Members of the campus community,
First, thank you all for the spirit and flexibility you have shown during this time of great concern, rapid change and continuing uncertainty. Even in this time of social distancing and working remotely, we are seeing many examples of dedication, commitment and selfless behavior. That is the true Warrior spirit, and I am grateful.
Safety must remain our top priority, though, and we encourage everyone to attend to their health and the health of those around them by adhering to the many guidelines that help mitigate the spread of COVID-19.
To that end, we continue to consider other proactive measures beyond those we have shared already, and we continue to publish these on our website. An important consideration right now is limiting the amount of people on campus in hopes of mitigating the risk of spreading the virus through personal interactions. Many people have already begun to work remotely, but we still believe there is opportunity to further limit the campus population. That said, it is important to remember that Wayne State is still open, and we continue the work that serves our academic mission.
In the midst of a crisis like the one we are now experiencing, with the speed of change and the necessity of adjustment, it is easy to lose perspective and focus only on the moment. I thought it would be helpful to remind us all of the bigger mission we serve. The core of what we do — teaching and learning — will continue, even if our method of delivery must change for now. We are here to serve our students, and each of us plays an important role in that endeavor.

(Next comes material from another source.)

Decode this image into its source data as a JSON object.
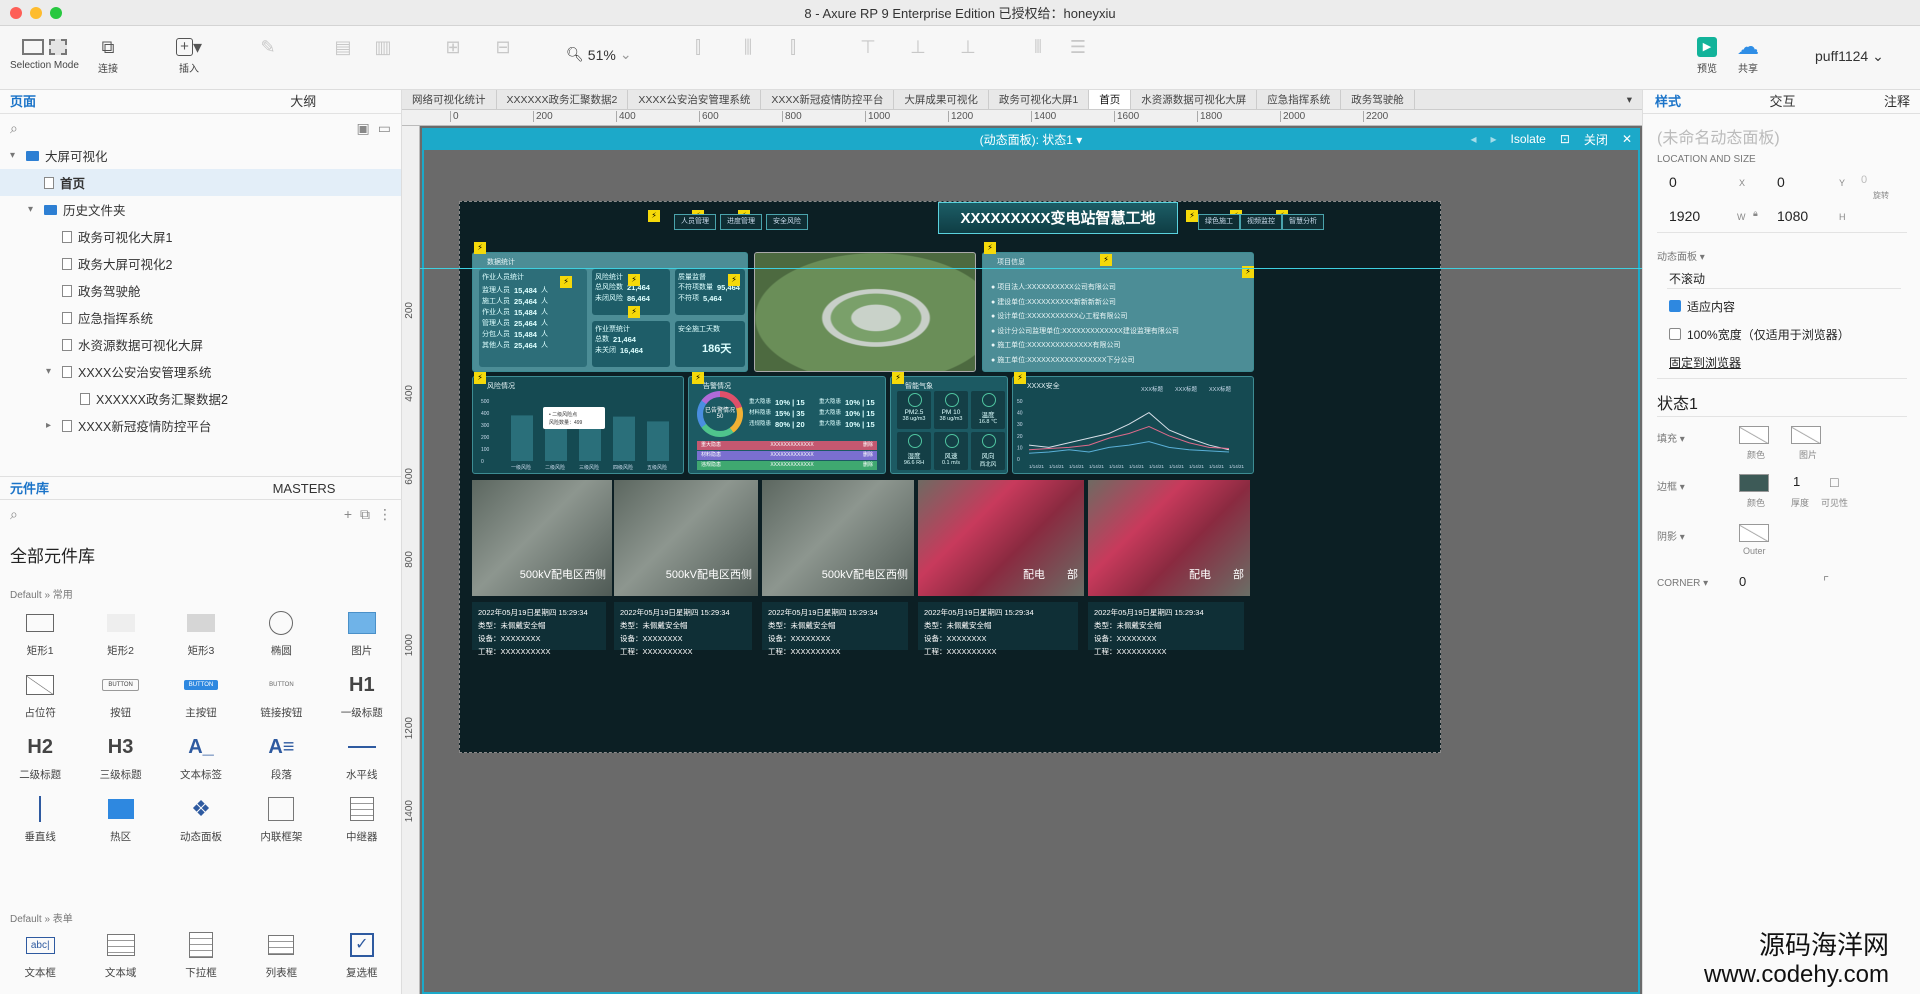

I have asked our deans and members of my cabinet to work with their teams to identify people who are mission critical and must be on campus, and those who can continue their work at home. Beyond general guidelines, these decisions are best made at a local level, with input from the employees and supervisors who are closest to the work. The analyses and discussions that will inform these decisions are already taking place.

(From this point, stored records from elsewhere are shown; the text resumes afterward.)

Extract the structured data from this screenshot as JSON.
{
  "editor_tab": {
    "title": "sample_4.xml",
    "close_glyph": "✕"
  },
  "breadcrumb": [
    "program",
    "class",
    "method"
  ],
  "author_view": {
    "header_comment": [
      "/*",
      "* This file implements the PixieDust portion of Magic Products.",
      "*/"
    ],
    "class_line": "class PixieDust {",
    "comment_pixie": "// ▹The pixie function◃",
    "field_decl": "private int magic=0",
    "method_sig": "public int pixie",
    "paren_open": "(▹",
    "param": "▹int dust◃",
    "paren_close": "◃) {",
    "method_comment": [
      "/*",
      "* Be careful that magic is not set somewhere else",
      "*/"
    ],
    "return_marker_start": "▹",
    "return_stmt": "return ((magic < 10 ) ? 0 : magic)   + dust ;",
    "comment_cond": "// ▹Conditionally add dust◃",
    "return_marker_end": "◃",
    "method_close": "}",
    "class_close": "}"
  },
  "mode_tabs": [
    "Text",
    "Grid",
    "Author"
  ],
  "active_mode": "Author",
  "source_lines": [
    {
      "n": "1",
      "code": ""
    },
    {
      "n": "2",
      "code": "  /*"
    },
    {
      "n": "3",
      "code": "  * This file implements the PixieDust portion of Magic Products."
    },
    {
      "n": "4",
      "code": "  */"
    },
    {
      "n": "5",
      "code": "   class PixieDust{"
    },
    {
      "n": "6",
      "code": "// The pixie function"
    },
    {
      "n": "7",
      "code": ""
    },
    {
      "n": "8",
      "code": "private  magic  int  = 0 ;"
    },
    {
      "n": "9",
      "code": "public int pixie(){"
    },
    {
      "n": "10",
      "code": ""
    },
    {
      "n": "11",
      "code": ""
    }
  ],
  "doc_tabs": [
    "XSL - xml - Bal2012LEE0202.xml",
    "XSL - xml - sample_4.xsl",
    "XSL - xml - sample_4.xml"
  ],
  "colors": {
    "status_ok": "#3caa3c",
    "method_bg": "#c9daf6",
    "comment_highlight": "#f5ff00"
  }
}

Some staff, due to the nature of their work and the availability of technology, can work from home. Other work cannot be done remotely. An example of this is housing and dining, which are required to serve some of our students, for whom the residence hall is their home. Although the libraries were closed by executive order from Governor Whitmer, we are working on an alternative plan to provide the technology that students need to continue their studies. This, too, will require people on campus to deliver these services. Research, another core mission of the university, also requires a different approach, and this will be discussed in subsequent communications. In all of these examples, services will be provided in a different manner, but they must continue if we are to carry out our academic mission.
Having some work from home while others must report to campus may seem unfair. I understand your feelings and share your concerns. We will do all we can to keep our work environment safe, including limiting the amount of personnel around you and instituting greater measures of cleaning and disinfecting. We ask for your understanding, and ask that you discuss any personal situations directly with your supervisor or your personal care provider. We do not wish anyone to take unnecessary risks.

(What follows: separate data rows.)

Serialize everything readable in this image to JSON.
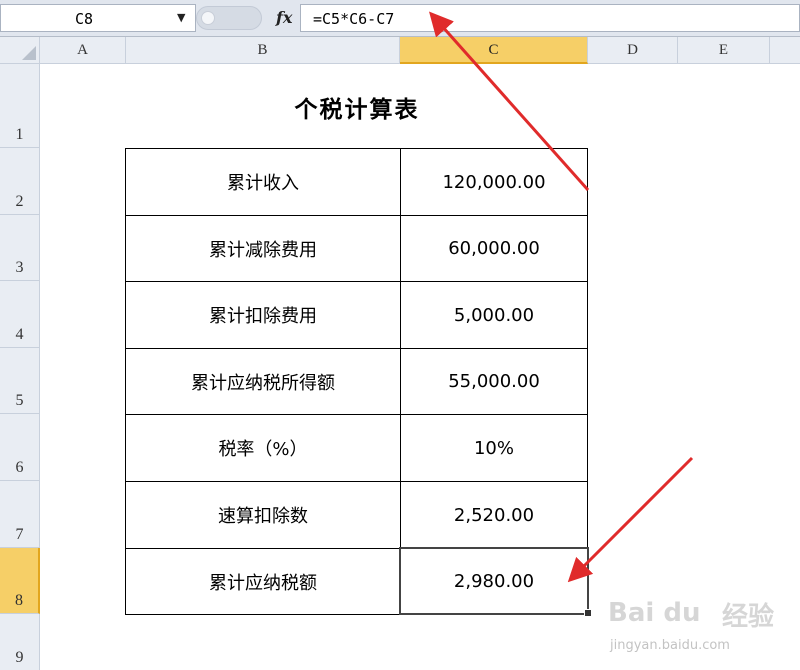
{
  "formula_bar": {
    "name_box": "C8",
    "fx_label": "fx",
    "formula": "=C5*C6-C7"
  },
  "columns": [
    "A",
    "B",
    "C",
    "D",
    "E"
  ],
  "rows": [
    "1",
    "2",
    "3",
    "4",
    "5",
    "6",
    "7",
    "8",
    "9"
  ],
  "selected": {
    "column": "C",
    "row": "8"
  },
  "sheet": {
    "title": "个税计算表",
    "table": [
      {
        "label": "累计收入",
        "value": "120,000.00"
      },
      {
        "label": "累计减除费用",
        "value": "60,000.00"
      },
      {
        "label": "累计扣除费用",
        "value": "5,000.00"
      },
      {
        "label": "累计应纳税所得额",
        "value": "55,000.00"
      },
      {
        "label": "税率（%）",
        "value": "10%"
      },
      {
        "label": "速算扣除数",
        "value": "2,520.00"
      },
      {
        "label": "累计应纳税额",
        "value": "2,980.00"
      }
    ]
  },
  "annotation_color": "#e02b2b",
  "selection_color": "#f6cf67",
  "watermark": {
    "brand": "Bai du",
    "subbrand": "经验",
    "url": "jingyan.baidu.com"
  }
}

Finally, more announcements are forthcoming, and we ask for your patience as we continue to adjust to this new world. This is a serious situation, but with all of us working together, supporting each other and serving our greater mission, we can make the best of this situation until it has passed. And, it will pass.
M. Roy Wilson